START MATERIAL FOR THIS TASK

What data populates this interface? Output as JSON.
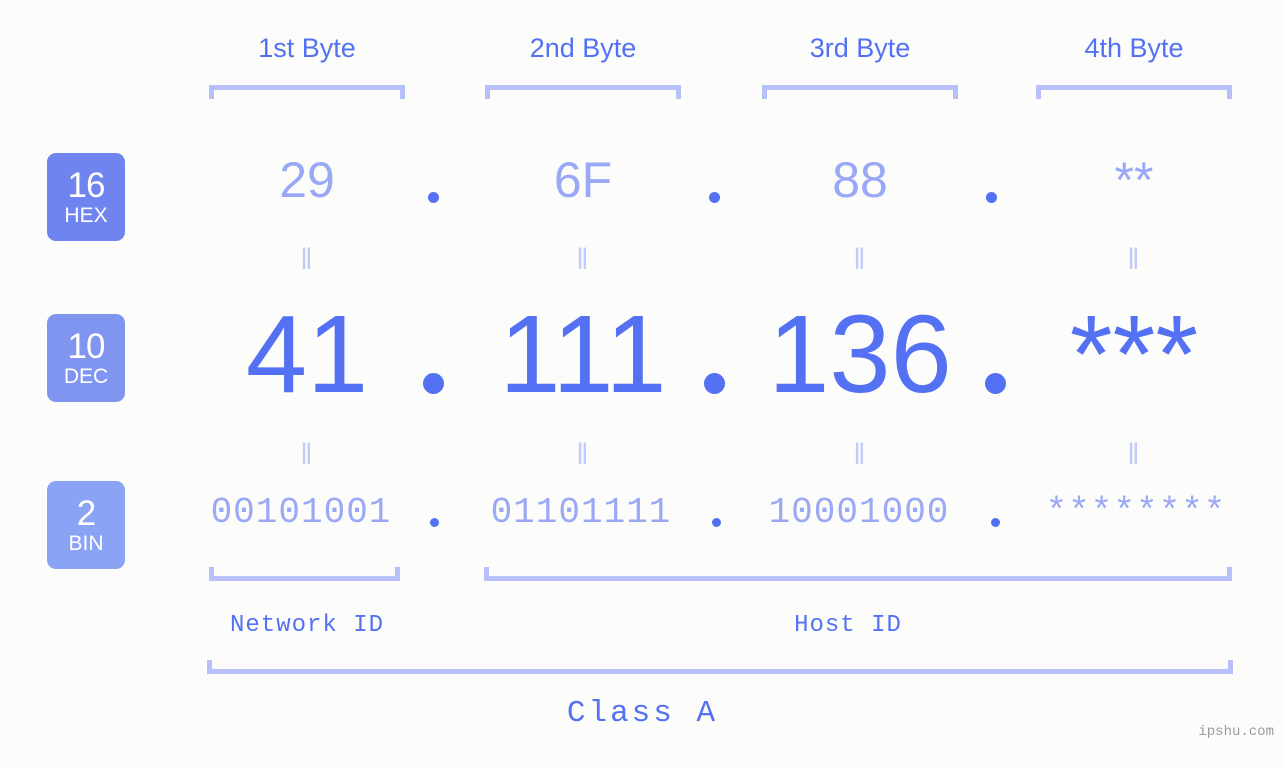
{
  "background_color": "#fcfdfa",
  "accent_colors": {
    "strong_blue": "#5371f2",
    "mid_blue": "#9aa8f6",
    "light_blue": "#b7c0fb",
    "pale_blue": "#c3cbfc",
    "badge_hex": "#6f84ee",
    "badge_dec": "#8095f0",
    "badge_bin": "#8aa3f5",
    "watermark_gray": "#9b9b9b"
  },
  "byte_headers": [
    {
      "label": "1st Byte"
    },
    {
      "label": "2nd Byte"
    },
    {
      "label": "3rd Byte"
    },
    {
      "label": "4th Byte"
    }
  ],
  "base_badges": [
    {
      "number": "16",
      "abbr": "HEX"
    },
    {
      "number": "10",
      "abbr": "DEC"
    },
    {
      "number": "2",
      "abbr": "BIN"
    }
  ],
  "rows": {
    "hex": {
      "base": "16",
      "values": [
        "29",
        "6F",
        "88",
        "**"
      ],
      "separator": "."
    },
    "dec": {
      "base": "10",
      "values": [
        "41",
        "111",
        "136",
        "***"
      ],
      "separator": "."
    },
    "bin": {
      "base": "2",
      "values": [
        "00101001",
        "01101111",
        "10001000",
        "********"
      ],
      "separator": "."
    }
  },
  "equals_marks": {
    "glyph": "‖",
    "count_per_row": 4
  },
  "id_labels": [
    {
      "label": "Network ID"
    },
    {
      "label": "Host ID"
    }
  ],
  "class_label": "Class A",
  "watermark": "ipshu.com",
  "chart_data": {
    "type": "table",
    "title": "IP address byte breakdown",
    "columns": [
      "1st Byte",
      "2nd Byte",
      "3rd Byte",
      "4th Byte"
    ],
    "rows": [
      {
        "base": "16 HEX",
        "cells": [
          "29",
          "6F",
          "88",
          "**"
        ]
      },
      {
        "base": "10 DEC",
        "cells": [
          "41",
          "111",
          "136",
          "***"
        ]
      },
      {
        "base": "2 BIN",
        "cells": [
          "00101001",
          "01101111",
          "10001000",
          "********"
        ]
      }
    ],
    "groupings": [
      {
        "label": "Network ID",
        "bytes": [
          1
        ]
      },
      {
        "label": "Host ID",
        "bytes": [
          2,
          3,
          4
        ]
      },
      {
        "label": "Class A",
        "bytes": [
          1,
          2,
          3,
          4
        ]
      }
    ]
  }
}
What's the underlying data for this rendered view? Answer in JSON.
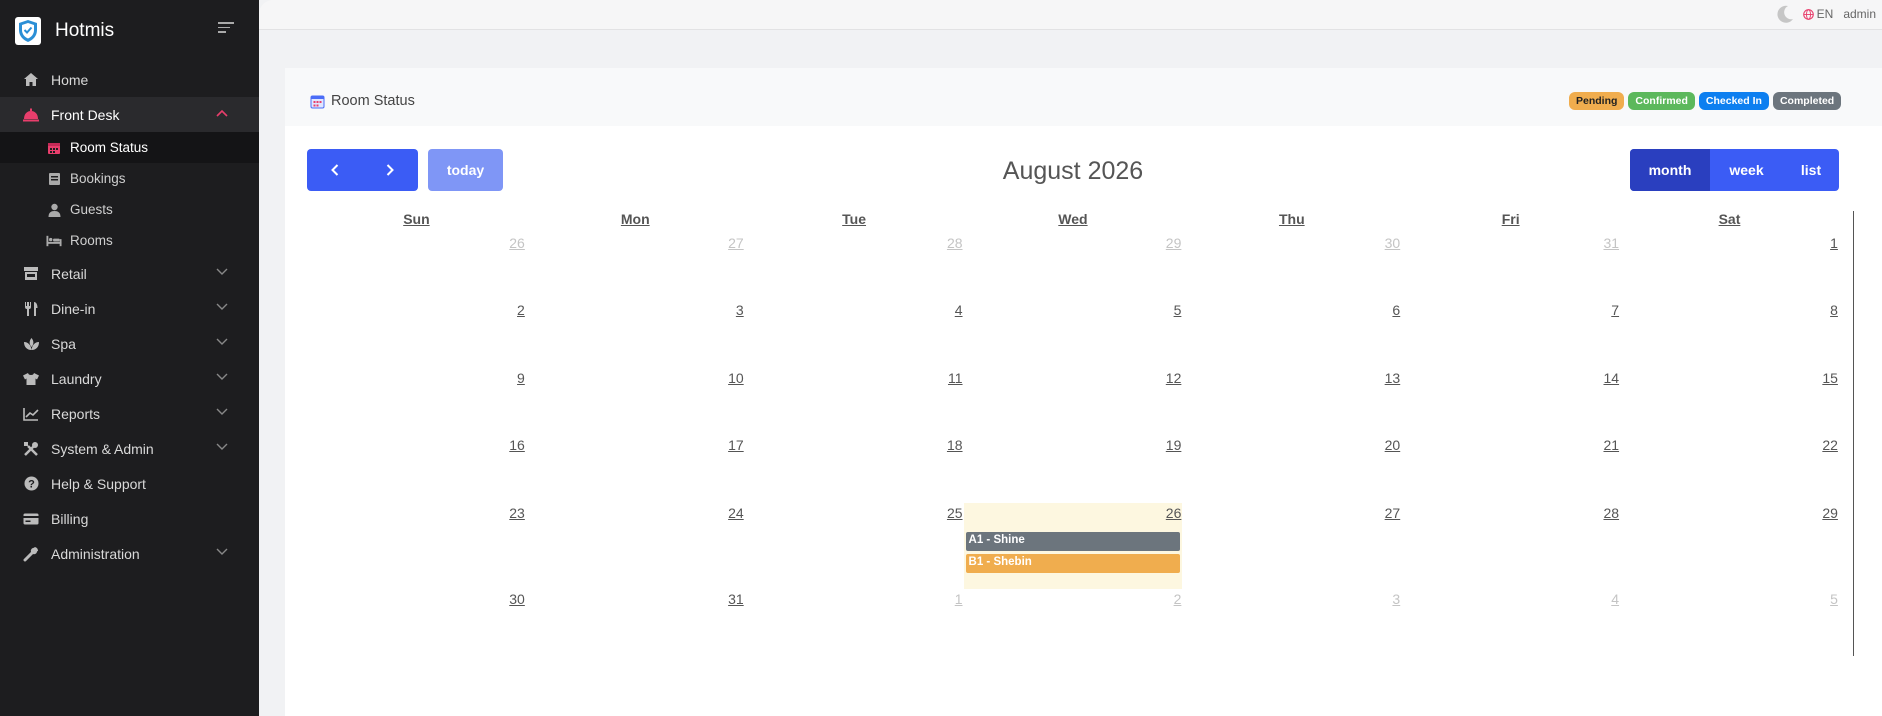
{
  "app": {
    "name": "Hotmis"
  },
  "topbar": {
    "lang": "EN",
    "user": "admin"
  },
  "sidebar": {
    "items": [
      {
        "label": "Home",
        "icon": "home-icon"
      },
      {
        "label": "Front Desk",
        "icon": "bell-icon"
      },
      {
        "label": "Retail",
        "icon": "store-icon"
      },
      {
        "label": "Dine-in",
        "icon": "utensils-icon"
      },
      {
        "label": "Spa",
        "icon": "spa-icon"
      },
      {
        "label": "Laundry",
        "icon": "shirt-icon"
      },
      {
        "label": "Reports",
        "icon": "chart-line-icon"
      },
      {
        "label": "System & Admin",
        "icon": "tools-icon"
      },
      {
        "label": "Help & Support",
        "icon": "question-icon"
      },
      {
        "label": "Billing",
        "icon": "card-icon"
      },
      {
        "label": "Administration",
        "icon": "wrench-icon"
      }
    ],
    "sub": [
      {
        "label": "Room Status",
        "icon": "calendar-icon"
      },
      {
        "label": "Bookings",
        "icon": "book-icon"
      },
      {
        "label": "Guests",
        "icon": "user-icon"
      },
      {
        "label": "Rooms",
        "icon": "bed-icon"
      }
    ]
  },
  "page": {
    "title": "Room Status",
    "legend": [
      "Pending",
      "Confirmed",
      "Checked In",
      "Completed"
    ]
  },
  "calendar": {
    "title": "August 2026",
    "today_label": "today",
    "views": [
      "month",
      "week",
      "list"
    ],
    "active_view": "month",
    "dow": [
      "Sun",
      "Mon",
      "Tue",
      "Wed",
      "Thu",
      "Fri",
      "Sat"
    ],
    "weeks": [
      [
        "26",
        "27",
        "28",
        "29",
        "30",
        "31",
        "1"
      ],
      [
        "2",
        "3",
        "4",
        "5",
        "6",
        "7",
        "8"
      ],
      [
        "9",
        "10",
        "11",
        "12",
        "13",
        "14",
        "15"
      ],
      [
        "16",
        "17",
        "18",
        "19",
        "20",
        "21",
        "22"
      ],
      [
        "23",
        "24",
        "25",
        "26",
        "27",
        "28",
        "29"
      ],
      [
        "30",
        "31",
        "1",
        "2",
        "3",
        "4",
        "5"
      ]
    ],
    "events": [
      {
        "label": "A1 - Shine",
        "status": "Completed"
      },
      {
        "label": "B1 - Shebin",
        "status": "Pending"
      }
    ]
  },
  "colors": {
    "primary": "#3b5cf5",
    "pending": "#f0ad4e",
    "confirmed": "#5cb85c",
    "checked_in": "#0d7ff0",
    "completed": "#6c757d",
    "accent": "#e83e6c"
  }
}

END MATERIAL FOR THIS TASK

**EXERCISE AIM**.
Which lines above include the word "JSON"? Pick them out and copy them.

**ANSWER**.
What data populates this interface? Output as JSON.
What's the underlying data for this rendered view? Answer in JSON.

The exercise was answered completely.